Birmingham businessman John James has never been known to hide his light under a bushel, nor any other part of him, or so it seems.

Word reaches Bright of an "incident" in a Moroccan hammam where our hero was about to experience the delights of a Turkish bath.

"Do we take our clothes off?" asked JJ, having been given outline details of the event.

"Yes," he was told. Seconds later the air was rent with screams from the female receptionist.

"When you get IN there, sir!" he was frantically urged.

* * *

A bloke on his way home from work comes to a dead halt in traffic and thinks to himself, "Wow, this seems worse than usual. Nothing's moving."

He notices a police officer walking back and forth between the lines of cars so he rolls down his window and asks: "Officer what's the hold up?"

The officer replies: "It's a Blues fan, he's just so depressed about the danger of relegation from the Premiership. Breaking the cup record of conceding goals at home, prospect of winning nothing for the next fifty years, he's threatening to douse himself in petrol and set himself on fire.

"He says he is a typical bluenose, family hates him, his mates are all laughing at him and he has never had a job. I'm walking around taking a collection for him."

"Oh really?" says the bloke. "How much have you collected so far?"

"Only about half a litre, but a lot of people are still siphoning."

* * *

It was a case of about turn for the BBC's only blind political correspondent Gary O'Donoghue, recently a speaker at a national disability conference held at Solihull.

My man was sent to cover his speech and was keen to have a chat. But thought he'd nip to the toilet first.

Standing at the urinal he turns to see a tall, hunched man poking a white stick at the opposite wall - the wrong wall if you want to do the business.

It was clearly Mr O'Donoghue. Time for the slightly embarrassed cough to gain his attention.

"Spin 'round, and aim in the other direction," is the advice. Relief all round.

* * *

Up to Halifax to celebrate Moseley rugby club's promotion where they duly despatched the locals 22-9.

There had been a big media build up to the game, with both BBC and Central filming at training, interviewing coaches and officials and diving into the archives from when the club was in its pomp in the 1970s and 80s.

And, to be fair, they did the boys proud. There was just one minor hiccup.

The BBC's flashback footage featured legendary Moseley and England second row, Nigel Horton, felling the father of current Moseley coach Ian Smith who was playing for Gloucester at the time.

Bright's vicar on earth, Birmingham Post business editor John Duckers journeyed up with club visionary Alan Adam in the driving seat, his partner Morag, and long standing member James Jowett.

Jowett and Duckers were navigating which resulted in an unscheduled tour of the Potteries and the scenic route through Cheshire.

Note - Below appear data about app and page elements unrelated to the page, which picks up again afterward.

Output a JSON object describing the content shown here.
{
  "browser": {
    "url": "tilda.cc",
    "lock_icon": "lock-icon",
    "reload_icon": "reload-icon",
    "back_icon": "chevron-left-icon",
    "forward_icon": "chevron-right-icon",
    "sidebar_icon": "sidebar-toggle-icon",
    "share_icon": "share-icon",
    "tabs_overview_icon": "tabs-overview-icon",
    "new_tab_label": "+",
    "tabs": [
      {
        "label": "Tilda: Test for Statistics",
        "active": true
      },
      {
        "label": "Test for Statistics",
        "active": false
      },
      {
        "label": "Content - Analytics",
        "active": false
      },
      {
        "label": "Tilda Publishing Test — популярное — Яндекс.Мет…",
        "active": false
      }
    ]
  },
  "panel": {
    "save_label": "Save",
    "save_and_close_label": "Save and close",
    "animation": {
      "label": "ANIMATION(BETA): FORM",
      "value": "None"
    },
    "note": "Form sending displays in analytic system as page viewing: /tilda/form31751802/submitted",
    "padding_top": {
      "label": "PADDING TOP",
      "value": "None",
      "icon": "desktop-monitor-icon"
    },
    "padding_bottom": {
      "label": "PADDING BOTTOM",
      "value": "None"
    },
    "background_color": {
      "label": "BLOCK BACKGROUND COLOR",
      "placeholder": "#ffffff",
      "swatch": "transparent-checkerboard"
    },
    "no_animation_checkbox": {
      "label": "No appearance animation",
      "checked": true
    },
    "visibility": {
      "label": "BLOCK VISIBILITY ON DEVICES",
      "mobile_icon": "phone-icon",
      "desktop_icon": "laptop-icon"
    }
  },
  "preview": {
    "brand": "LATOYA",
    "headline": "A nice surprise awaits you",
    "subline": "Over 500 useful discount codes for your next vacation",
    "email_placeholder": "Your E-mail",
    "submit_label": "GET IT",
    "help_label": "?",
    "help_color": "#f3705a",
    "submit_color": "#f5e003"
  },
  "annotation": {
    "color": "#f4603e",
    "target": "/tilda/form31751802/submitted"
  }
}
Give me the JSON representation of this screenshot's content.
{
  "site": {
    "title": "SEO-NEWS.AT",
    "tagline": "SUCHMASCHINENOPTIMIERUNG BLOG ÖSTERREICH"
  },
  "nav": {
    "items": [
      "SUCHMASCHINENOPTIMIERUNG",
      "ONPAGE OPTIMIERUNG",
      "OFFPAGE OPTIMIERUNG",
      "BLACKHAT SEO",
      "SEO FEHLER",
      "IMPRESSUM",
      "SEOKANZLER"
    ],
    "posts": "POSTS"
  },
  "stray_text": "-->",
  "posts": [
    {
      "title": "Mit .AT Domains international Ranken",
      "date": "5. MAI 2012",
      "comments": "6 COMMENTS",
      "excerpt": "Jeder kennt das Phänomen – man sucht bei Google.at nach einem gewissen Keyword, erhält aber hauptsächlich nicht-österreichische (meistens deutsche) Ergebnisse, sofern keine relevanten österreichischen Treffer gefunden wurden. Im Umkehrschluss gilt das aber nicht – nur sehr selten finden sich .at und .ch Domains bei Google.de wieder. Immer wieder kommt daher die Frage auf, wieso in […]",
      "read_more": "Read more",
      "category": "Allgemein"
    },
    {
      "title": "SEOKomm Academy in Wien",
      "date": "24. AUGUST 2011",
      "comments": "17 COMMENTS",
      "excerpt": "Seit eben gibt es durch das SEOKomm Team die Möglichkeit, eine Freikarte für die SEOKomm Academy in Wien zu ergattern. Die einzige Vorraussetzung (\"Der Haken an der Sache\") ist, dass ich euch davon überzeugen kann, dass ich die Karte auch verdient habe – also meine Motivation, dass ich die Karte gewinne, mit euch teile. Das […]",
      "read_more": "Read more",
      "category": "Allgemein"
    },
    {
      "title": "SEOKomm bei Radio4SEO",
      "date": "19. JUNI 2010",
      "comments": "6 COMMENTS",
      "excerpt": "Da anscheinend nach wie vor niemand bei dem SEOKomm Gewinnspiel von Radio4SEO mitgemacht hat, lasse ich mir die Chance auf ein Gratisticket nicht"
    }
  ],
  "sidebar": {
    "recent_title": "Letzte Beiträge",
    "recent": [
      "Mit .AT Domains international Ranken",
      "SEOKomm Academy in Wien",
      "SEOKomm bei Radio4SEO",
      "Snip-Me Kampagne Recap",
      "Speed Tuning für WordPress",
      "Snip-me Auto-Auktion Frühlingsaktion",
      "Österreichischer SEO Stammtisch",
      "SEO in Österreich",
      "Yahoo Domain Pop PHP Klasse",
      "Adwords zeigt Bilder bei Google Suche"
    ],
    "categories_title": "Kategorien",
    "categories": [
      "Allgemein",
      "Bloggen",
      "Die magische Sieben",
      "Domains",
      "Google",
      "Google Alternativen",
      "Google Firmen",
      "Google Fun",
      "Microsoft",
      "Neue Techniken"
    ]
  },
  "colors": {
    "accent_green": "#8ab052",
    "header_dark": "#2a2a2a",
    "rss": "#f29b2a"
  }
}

After eventually getting to Halifax, parking proved to be a sodden field where "The Bangar" as the battered motor is dubbed came to a halt wheels spinning furiously.

But with Duckers pushing and Adam in reverse gear it just about made an island amidst the bog - the pitch wasn't much better.

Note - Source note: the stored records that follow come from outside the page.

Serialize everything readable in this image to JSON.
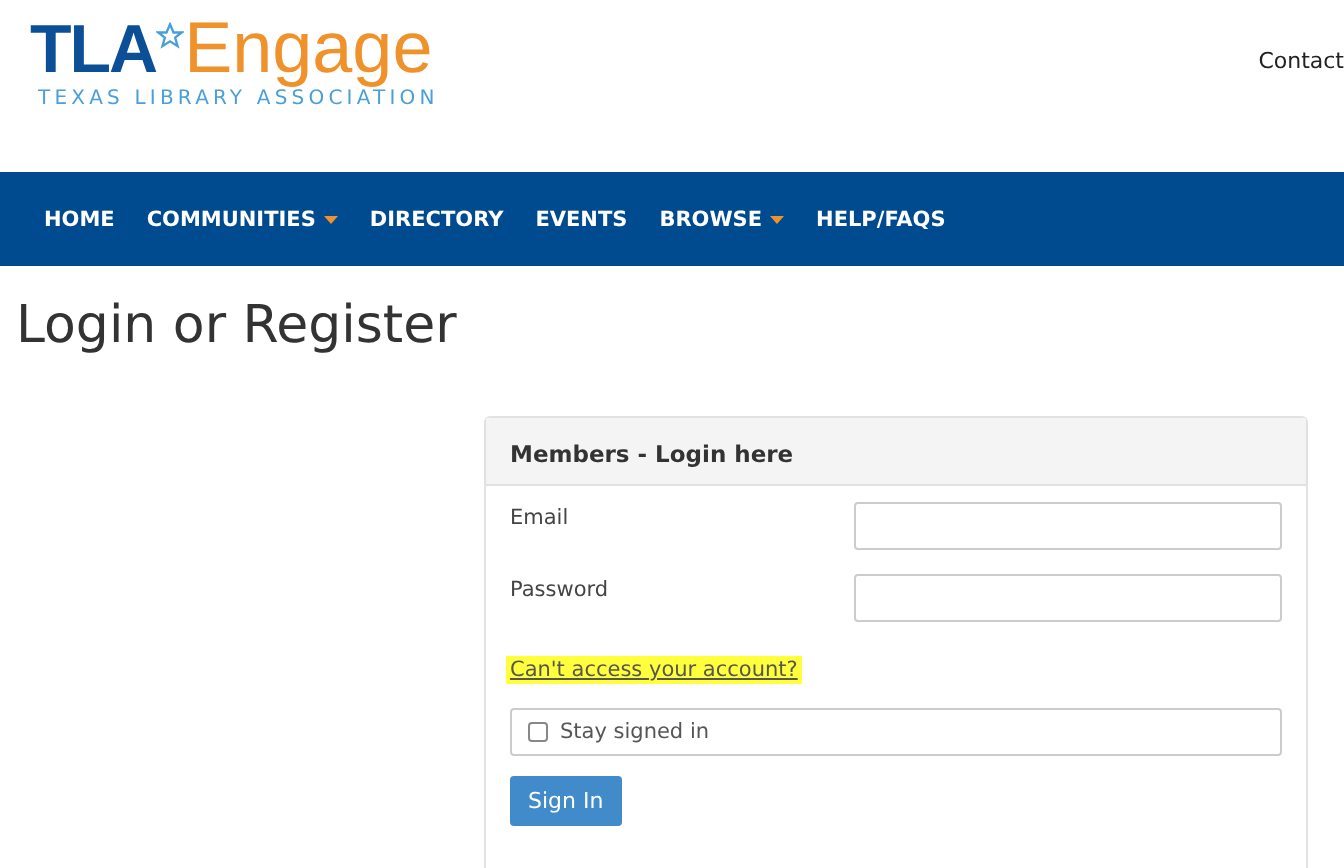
{
  "logo": {
    "mark": "TLA",
    "name": "Engage",
    "subtitle": "TEXAS LIBRARY ASSOCIATION"
  },
  "header_link": "Contact",
  "nav": [
    {
      "label": "HOME",
      "dropdown": false
    },
    {
      "label": "COMMUNITIES",
      "dropdown": true
    },
    {
      "label": "DIRECTORY",
      "dropdown": false
    },
    {
      "label": "EVENTS",
      "dropdown": false
    },
    {
      "label": "BROWSE",
      "dropdown": true
    },
    {
      "label": "HELP/FAQS",
      "dropdown": false
    }
  ],
  "page_title": "Login or Register",
  "login_panel": {
    "title": "Members - Login here",
    "fields": [
      {
        "label": "Email"
      },
      {
        "label": "Password"
      }
    ],
    "help_link": {
      "text": "Can't access your account?",
      "highlighted": true
    },
    "stay_signed_in": {
      "label": "Stay signed in",
      "checked": false
    },
    "submit": "Sign In"
  }
}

It's Barking this weekend. I sometimes think we are.

* * *

Advantage West Midlands spin doctor Matt Danks is back in one piece...just.

Been in India watching the cricket, the lucky swine. Went out for the Third Test which England won.

"Continuing my 100 per cent record of overseas England Test victories," he tells me. "If anybody fancies fundraising to pay for my trip to Australia for the Ashes so I can carry on my talismanic approach, feel free."

And he has won his bet that he wouldn't go down with Delhi belly.

"Of course, as you'd expect from someone whose genetics were forged in the foundries and workshops of the Black Country, I was fine in the stomach department.

"I feel I might have overdone it with the Kingfisher I'm starting to get orange feathers sprouting on my chest and feel an overpowering urge to dive headfirst into the cut in Netherton in search of fish."

I fear for Danks some times.

But he goes on: "Far more worrying was the fact that four of our party never made it to the sub-continent after something of an altercation at Dubai airport involving the first class lounge - they were flying economy.

"Indeed, two of them are still there now sans passports - three weeks on! Oh well, it's great to be back."